[[ Source records, beginning ]]

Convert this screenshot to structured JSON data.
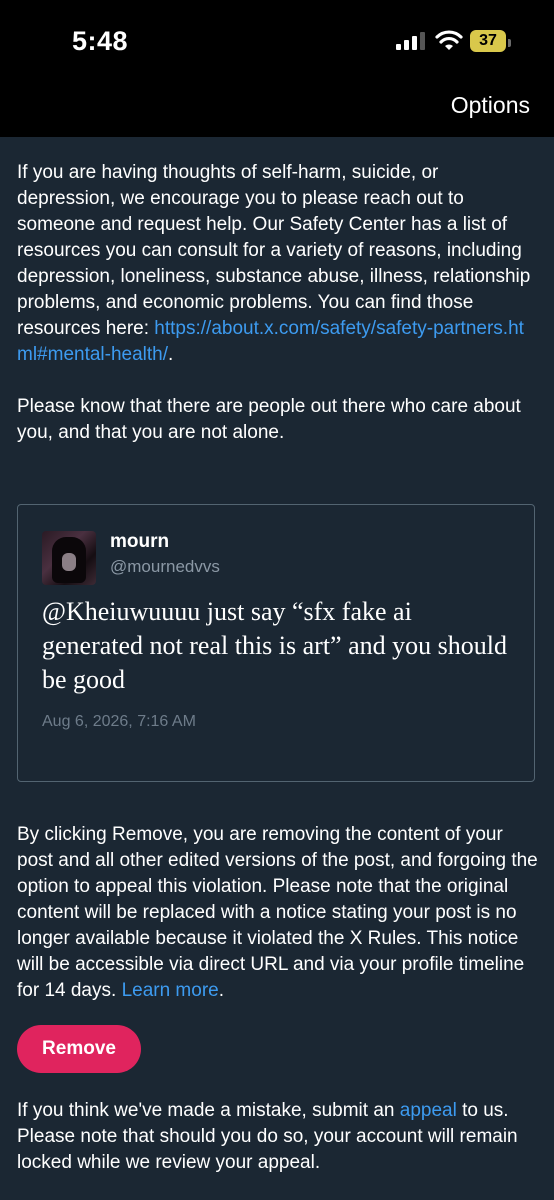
{
  "status_bar": {
    "time": "5:48",
    "battery": "37",
    "battery_color": "#d9c84b"
  },
  "header": {
    "options_label": "Options"
  },
  "notice": {
    "paragraph1_text": "If you are having thoughts of self-harm, suicide, or depression, we encourage you to please reach out to someone and request help. Our Safety Center has a list of resources you can consult for a variety of reasons, including depression, loneliness, substance abuse, illness, relationship problems, and economic problems. You can find those resources here: ",
    "paragraph1_link": "https://about.x.com/safety/safety-partners.html#mental-health/",
    "paragraph1_end": ".",
    "paragraph2_text": "Please know that there are people out there who care about you, and that you are not alone."
  },
  "post": {
    "name": "mourn",
    "handle": "@mournedvvs",
    "text": "@Kheiuwuuuu just say “sfx fake ai generated not real this is art” and you should be good",
    "timestamp": "Aug 6, 2026, 7:16 AM"
  },
  "removal": {
    "text": "By clicking Remove, you are removing the content of your post and all other edited versions of the post, and forgoing the option to appeal this violation. Please note that the original content will be replaced with a notice stating your post is no longer available because it violated the X Rules. This notice will be accessible via direct URL and via your profile timeline for 14 days. ",
    "learn_more": "Learn more",
    "end": ".",
    "button_label": "Remove",
    "button_color": "#e0245e"
  },
  "appeal": {
    "text_before": "If you think we've made a mistake, submit an ",
    "link": "appeal",
    "text_after": " to us. Please note that should you do so, your account will remain locked while we review your appeal."
  },
  "colors": {
    "background": "#1b2733",
    "link": "#3d9bf0"
  }
}
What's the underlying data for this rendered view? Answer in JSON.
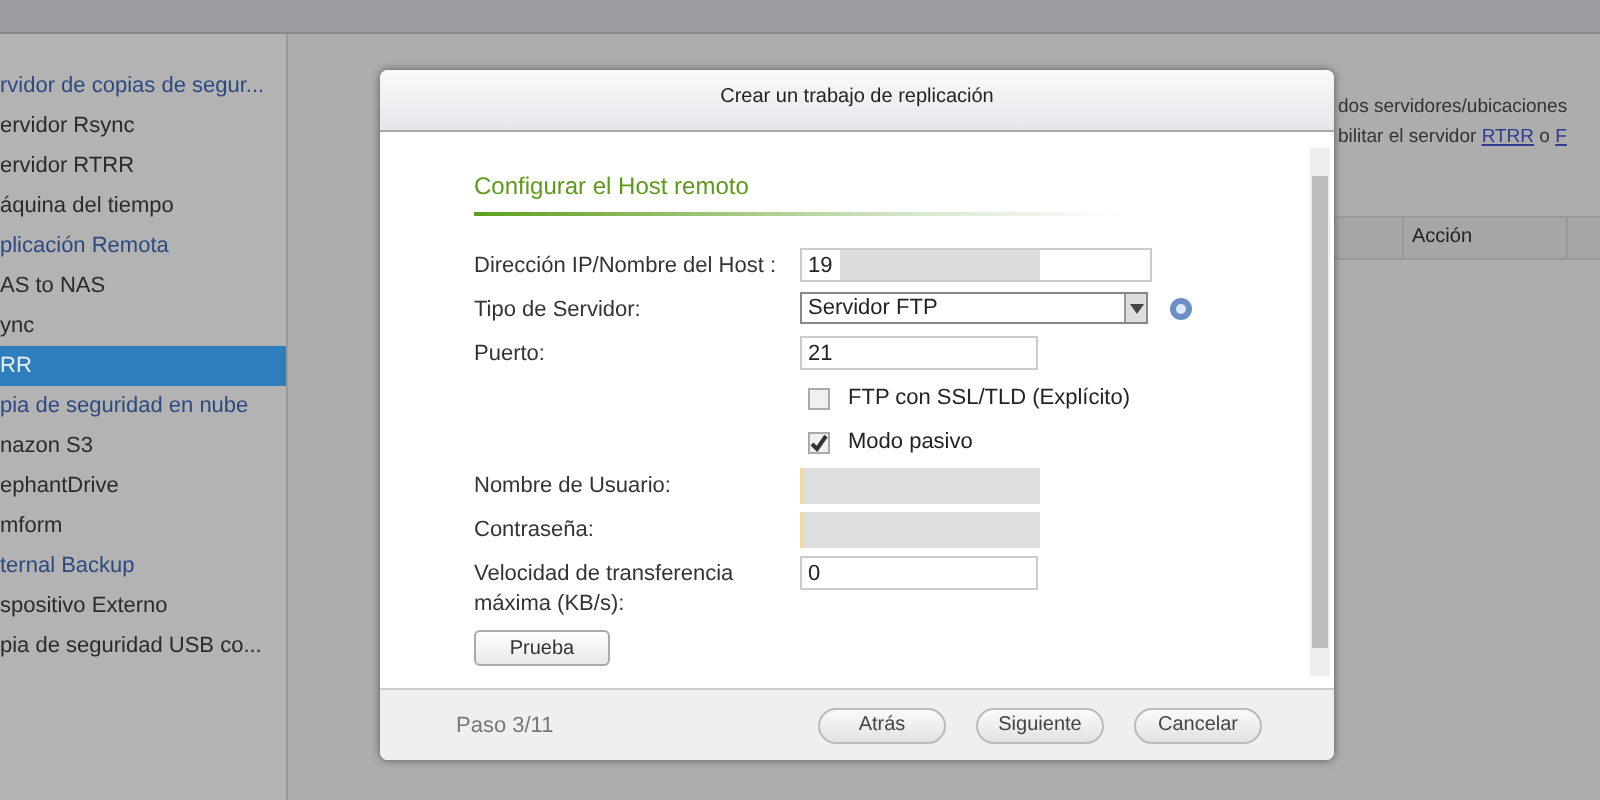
{
  "sidebar": {
    "items": [
      {
        "label": "rvidor de copias de segur...",
        "kind": "heading",
        "selected": false
      },
      {
        "label": "ervidor Rsync",
        "kind": "item",
        "selected": false
      },
      {
        "label": "ervidor RTRR",
        "kind": "item",
        "selected": false
      },
      {
        "label": "áquina del tiempo",
        "kind": "item",
        "selected": false
      },
      {
        "label": "plicación Remota",
        "kind": "heading",
        "selected": false
      },
      {
        "label": "AS to NAS",
        "kind": "item",
        "selected": false
      },
      {
        "label": "ync",
        "kind": "item",
        "selected": false
      },
      {
        "label": "RR",
        "kind": "item",
        "selected": true
      },
      {
        "label": "pia de seguridad en nube",
        "kind": "heading",
        "selected": false
      },
      {
        "label": "nazon S3",
        "kind": "item",
        "selected": false
      },
      {
        "label": "ephantDrive",
        "kind": "item",
        "selected": false
      },
      {
        "label": "mform",
        "kind": "item",
        "selected": false
      },
      {
        "label": "ternal Backup",
        "kind": "heading",
        "selected": false
      },
      {
        "label": "spositivo Externo",
        "kind": "item",
        "selected": false
      },
      {
        "label": "pia de seguridad USB co...",
        "kind": "item",
        "selected": false
      }
    ]
  },
  "main": {
    "description": [
      [
        {
          "kind": "text",
          "text": "dos servidores/ubicaciones"
        }
      ],
      [
        {
          "kind": "text",
          "text": "bilitar el servidor "
        },
        {
          "kind": "link",
          "text": "RTRR"
        },
        {
          "kind": "text",
          "text": " o "
        },
        {
          "kind": "link",
          "text": "F"
        }
      ]
    ],
    "table": {
      "columns": [
        "",
        "Acción"
      ]
    }
  },
  "dialog": {
    "title": "Crear un trabajo de replicación",
    "section": "Configurar el Host remoto",
    "fields": [
      {
        "kind": "host",
        "label": "Dirección IP/Nombre del Host :",
        "value": "19"
      },
      {
        "kind": "select",
        "label": "Tipo de Servidor:",
        "value": "Servidor FTP"
      },
      {
        "kind": "text",
        "label": "Puerto:",
        "value": "21"
      },
      {
        "kind": "checkbox",
        "label": "FTP con SSL/TLD (Explícito)",
        "checked": false
      },
      {
        "kind": "checkbox",
        "label": "Modo pasivo",
        "checked": true
      },
      {
        "kind": "hidden",
        "label": "Nombre de Usuario:"
      },
      {
        "kind": "hidden",
        "label": "Contraseña:"
      },
      {
        "kind": "text",
        "label": "Velocidad de transferencia máxima (KB/s):",
        "value": "0"
      }
    ],
    "test_button": "Prueba",
    "step": "Paso 3/11",
    "buttons": [
      "Atrás",
      "Siguiente",
      "Cancelar"
    ]
  }
}
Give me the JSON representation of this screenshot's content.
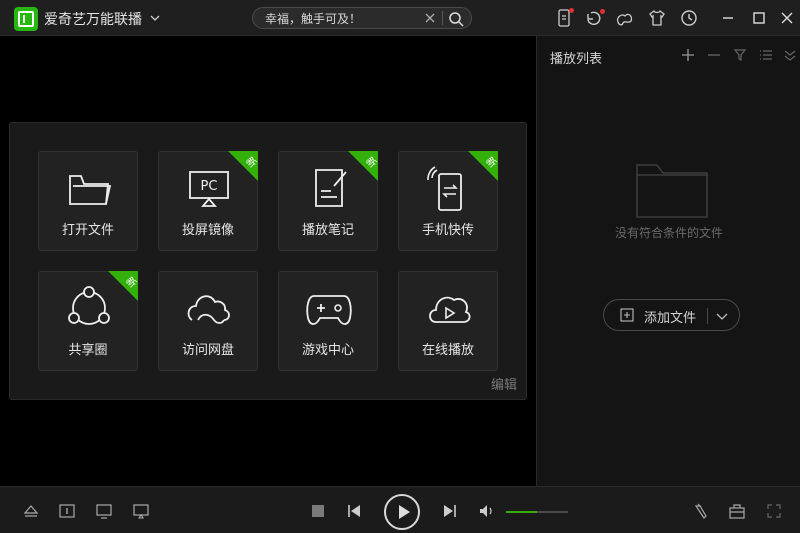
{
  "app": {
    "title": "爱奇艺万能联播"
  },
  "search": {
    "value": "幸福，触手可及！",
    "placeholder": "幸福，触手可及！"
  },
  "tiles": [
    {
      "label": "打开文件",
      "icon": "folder-icon",
      "badge": ""
    },
    {
      "label": "投屏镜像",
      "icon": "pc-cast-icon",
      "badge": "新",
      "icon_text": "PC"
    },
    {
      "label": "播放笔记",
      "icon": "note-icon",
      "badge": "新"
    },
    {
      "label": "手机快传",
      "icon": "phone-transfer-icon",
      "badge": "新"
    },
    {
      "label": "共享圈",
      "icon": "share-circle-icon",
      "badge": "新"
    },
    {
      "label": "访问网盘",
      "icon": "cloud-drive-icon",
      "badge": ""
    },
    {
      "label": "游戏中心",
      "icon": "gamepad-icon",
      "badge": ""
    },
    {
      "label": "在线播放",
      "icon": "cloud-play-icon",
      "badge": ""
    }
  ],
  "panel": {
    "edit_label": "编辑"
  },
  "playlist": {
    "title": "播放列表",
    "empty_text": "没有符合条件的文件",
    "add_file_label": "添加文件"
  },
  "player": {
    "volume_level": 0.5
  },
  "colors": {
    "accent": "#33b10a",
    "notification": "#e53030",
    "background": "#000000"
  }
}
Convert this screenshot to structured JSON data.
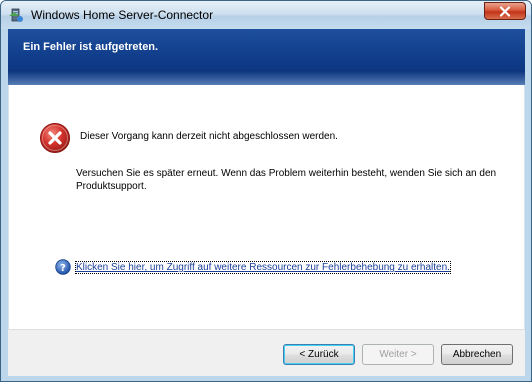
{
  "window": {
    "title": "Windows Home Server-Connector"
  },
  "banner": {
    "title": "Ein Fehler ist aufgetreten."
  },
  "content": {
    "error_message": "Dieser Vorgang kann derzeit nicht abgeschlossen werden.",
    "detail_message": "Versuchen Sie es später erneut. Wenn das Problem weiterhin besteht, wenden Sie sich an den Produktsupport.",
    "help_link": "Klicken Sie hier, um Zugriff auf weitere Ressourcen zur Fehlerbehebung zu erhalten."
  },
  "buttons": {
    "back": "< Zurück",
    "next": "Weiter >",
    "cancel": "Abbrechen"
  },
  "icons": {
    "app": "home-server-icon",
    "close": "close-icon",
    "error": "error-icon",
    "help": "help-icon"
  },
  "colors": {
    "banner": "#0e3a87",
    "link": "#1a3e9a",
    "error": "#c8262a",
    "close_button": "#c2331a"
  }
}
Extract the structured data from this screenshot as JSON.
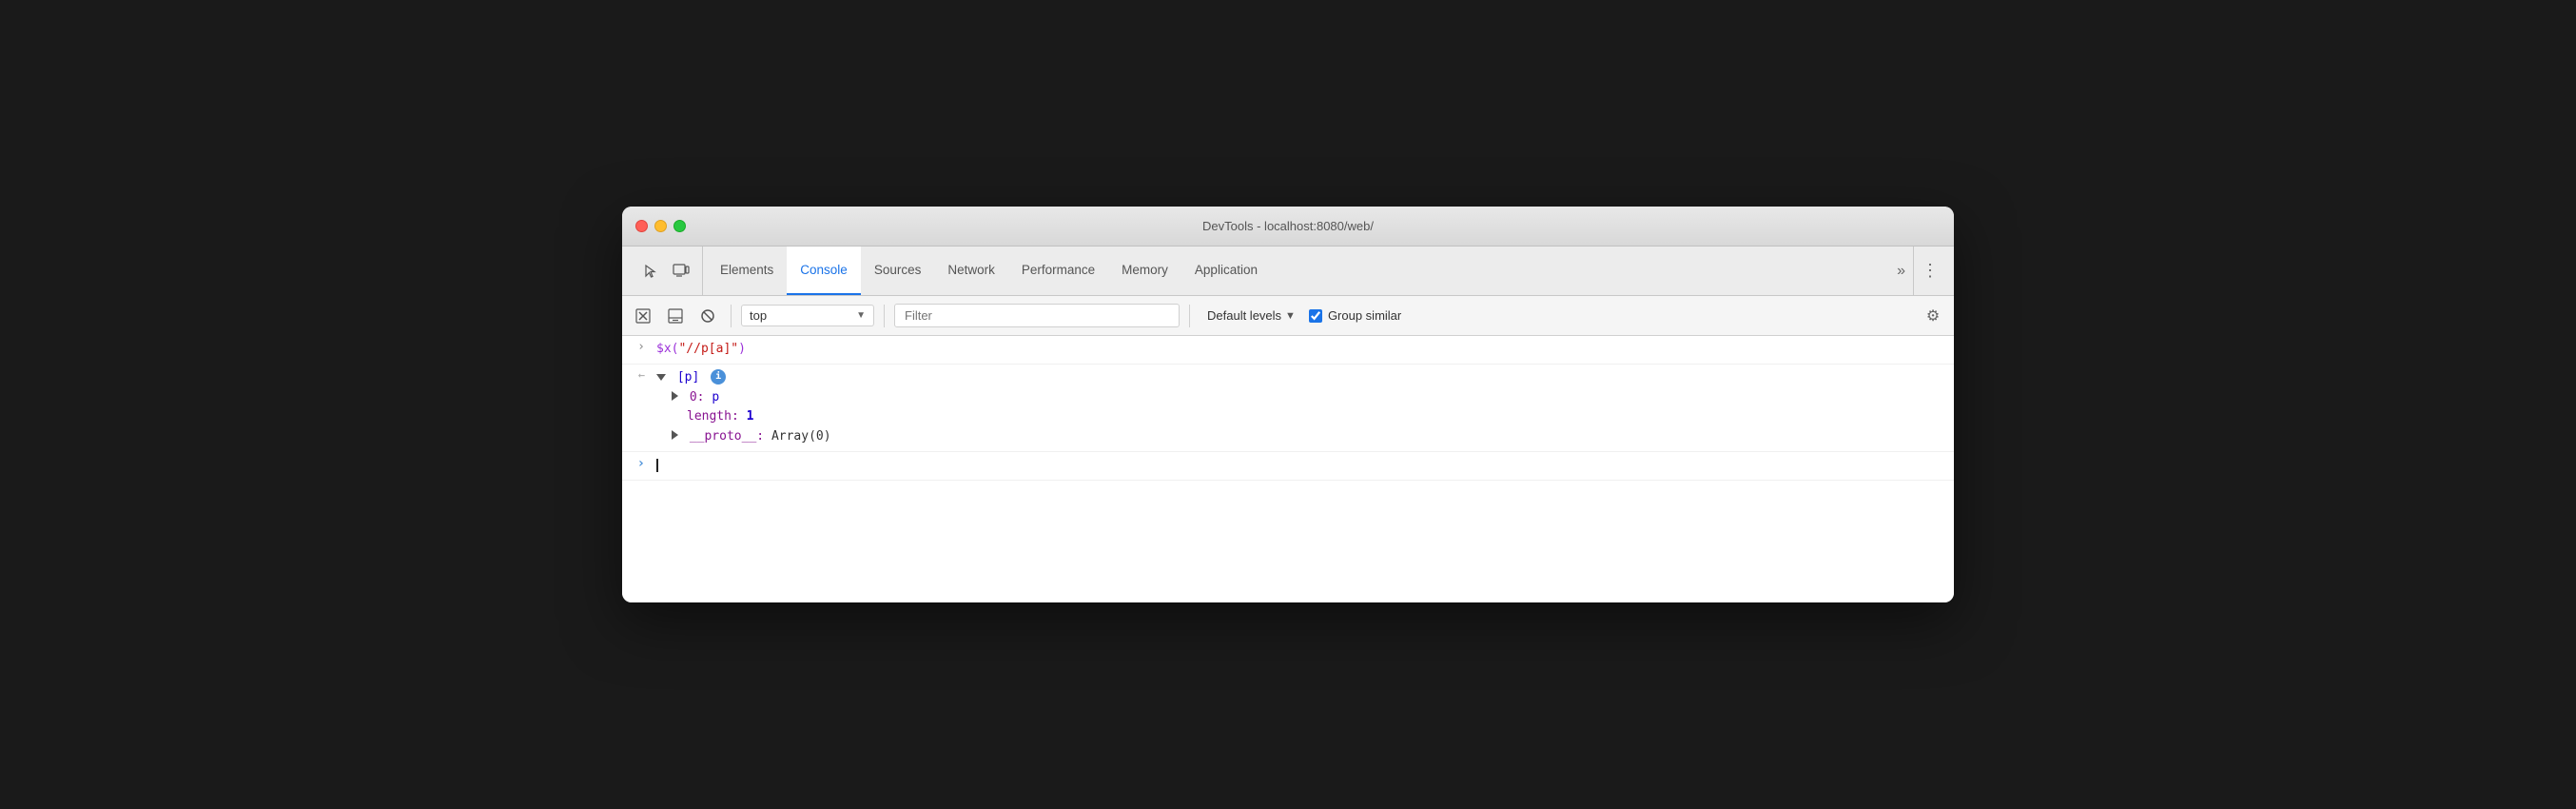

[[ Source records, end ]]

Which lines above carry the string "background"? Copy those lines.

-- Result of the task --
    "background": "#1b2733",
    "background": "#000000"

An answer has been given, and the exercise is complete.